The exemption applies to interstate haulers carrying live animals, generally livestock or bees; the drivers no longer have to take a 30 minute break in their first eight hours of driving. The issue is that the animals depend on the airflow generated by the moving truck to keep cool. Extended stops could sicken or even kill them, especially given that long-distance travel or shipping is already very stressful for livestock. And stopping for 30 minutes can be too long for these livestock and bees to sit idle.
But the purpose of the 30 minute break is to give drivers a chance to rest and stretch their legs in the middle of an extremely long, extremely demanding shift. Without that break, their risk of health problems and traffic accidents increase—and that is true no matter what type of cargo they are carrying. Is it really fair to the drivers to deny them such an important protection of their health and safety?
And, perhaps just as important, do we really want to risk drivers falling asleep at the wheel of a truck that is full of hundreds of bees?

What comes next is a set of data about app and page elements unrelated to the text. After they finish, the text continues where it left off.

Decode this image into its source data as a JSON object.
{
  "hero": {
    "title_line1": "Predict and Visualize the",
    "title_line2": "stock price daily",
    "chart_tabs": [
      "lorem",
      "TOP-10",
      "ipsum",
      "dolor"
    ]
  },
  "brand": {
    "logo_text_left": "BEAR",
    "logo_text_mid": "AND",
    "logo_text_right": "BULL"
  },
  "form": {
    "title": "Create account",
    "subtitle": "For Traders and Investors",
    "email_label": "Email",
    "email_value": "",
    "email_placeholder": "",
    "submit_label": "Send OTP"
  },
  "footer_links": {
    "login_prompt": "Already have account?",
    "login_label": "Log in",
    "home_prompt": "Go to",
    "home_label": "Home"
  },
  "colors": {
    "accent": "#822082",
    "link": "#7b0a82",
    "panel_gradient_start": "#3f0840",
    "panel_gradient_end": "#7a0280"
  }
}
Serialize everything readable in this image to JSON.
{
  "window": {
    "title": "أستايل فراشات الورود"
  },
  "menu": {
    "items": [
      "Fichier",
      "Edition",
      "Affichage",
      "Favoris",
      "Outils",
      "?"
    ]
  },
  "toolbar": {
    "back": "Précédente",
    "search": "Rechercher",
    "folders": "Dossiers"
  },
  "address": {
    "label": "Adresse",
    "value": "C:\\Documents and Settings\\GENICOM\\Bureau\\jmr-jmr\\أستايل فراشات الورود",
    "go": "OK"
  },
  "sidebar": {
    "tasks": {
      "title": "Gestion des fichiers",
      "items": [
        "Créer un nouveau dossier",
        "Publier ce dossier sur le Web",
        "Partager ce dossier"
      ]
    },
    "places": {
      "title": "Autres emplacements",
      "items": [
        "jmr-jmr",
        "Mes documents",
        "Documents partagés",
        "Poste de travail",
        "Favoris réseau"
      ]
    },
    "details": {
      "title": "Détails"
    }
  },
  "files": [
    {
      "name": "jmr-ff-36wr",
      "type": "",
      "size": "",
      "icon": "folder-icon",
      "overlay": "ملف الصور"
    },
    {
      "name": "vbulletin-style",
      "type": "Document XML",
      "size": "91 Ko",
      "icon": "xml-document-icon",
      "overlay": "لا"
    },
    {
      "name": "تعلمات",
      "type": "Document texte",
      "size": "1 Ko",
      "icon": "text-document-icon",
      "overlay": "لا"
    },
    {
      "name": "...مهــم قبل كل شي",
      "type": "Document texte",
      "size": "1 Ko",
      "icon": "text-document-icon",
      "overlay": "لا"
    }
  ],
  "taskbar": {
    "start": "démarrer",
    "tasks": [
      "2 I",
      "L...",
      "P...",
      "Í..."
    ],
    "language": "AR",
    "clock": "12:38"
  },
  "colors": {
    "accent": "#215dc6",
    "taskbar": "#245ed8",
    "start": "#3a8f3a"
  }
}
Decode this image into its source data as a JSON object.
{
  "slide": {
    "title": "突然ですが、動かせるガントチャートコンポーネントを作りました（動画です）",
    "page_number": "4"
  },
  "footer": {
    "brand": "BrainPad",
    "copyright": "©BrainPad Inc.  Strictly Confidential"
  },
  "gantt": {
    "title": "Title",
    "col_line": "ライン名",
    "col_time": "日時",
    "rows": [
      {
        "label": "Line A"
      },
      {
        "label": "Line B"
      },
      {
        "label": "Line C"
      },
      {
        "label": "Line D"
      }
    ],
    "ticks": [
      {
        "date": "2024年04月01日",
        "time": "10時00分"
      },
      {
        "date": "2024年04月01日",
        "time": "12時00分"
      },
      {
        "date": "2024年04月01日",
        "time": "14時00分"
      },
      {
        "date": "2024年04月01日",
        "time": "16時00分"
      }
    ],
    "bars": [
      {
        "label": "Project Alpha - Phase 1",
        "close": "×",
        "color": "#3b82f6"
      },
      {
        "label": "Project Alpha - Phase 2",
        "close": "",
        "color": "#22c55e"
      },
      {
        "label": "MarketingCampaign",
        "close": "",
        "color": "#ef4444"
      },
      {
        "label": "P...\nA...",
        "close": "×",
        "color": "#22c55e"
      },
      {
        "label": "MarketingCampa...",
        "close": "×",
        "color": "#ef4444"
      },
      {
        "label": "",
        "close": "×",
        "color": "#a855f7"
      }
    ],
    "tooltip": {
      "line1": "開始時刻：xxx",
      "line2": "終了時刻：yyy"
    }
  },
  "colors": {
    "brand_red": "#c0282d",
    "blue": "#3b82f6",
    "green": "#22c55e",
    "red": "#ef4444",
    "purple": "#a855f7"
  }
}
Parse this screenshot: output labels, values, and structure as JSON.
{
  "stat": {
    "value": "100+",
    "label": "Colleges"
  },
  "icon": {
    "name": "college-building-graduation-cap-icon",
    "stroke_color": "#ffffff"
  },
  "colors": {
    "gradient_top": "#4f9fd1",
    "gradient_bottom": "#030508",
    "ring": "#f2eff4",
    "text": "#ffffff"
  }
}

But there is a practical issue here that renders all questions about human and animal rights debates; the point of these hauls is to transport live animals from Point A to Point B. And driver versus cargo welfare is, in fact, the wrong question.
HOS regulations were implemented to improve safety on the road and reduce driver fatigue. Drivers have a tough job. And staying healthy and well-rested while out on the road can be a challenge. The Centers for Disease Control and Prevention (CDC) reported high rates of obesity among long-haul truck drivers. To help monitor driver behavior, GPS fleet tracking solutions offer fleet managers insight into their vehicle and driver activity. Fleet managers can use the data to implement efficient driver training programs and coaching. With these solutions, managers can view metrics including, speeding, harsh braking, sudden acceleration, and stop sign violations, further alerting manger to particular drivers who need help.
But, with the 30 minute exemption granted through June 19, 2017, we’ll have to wait and see how drivers and livestock travel together under the exemption.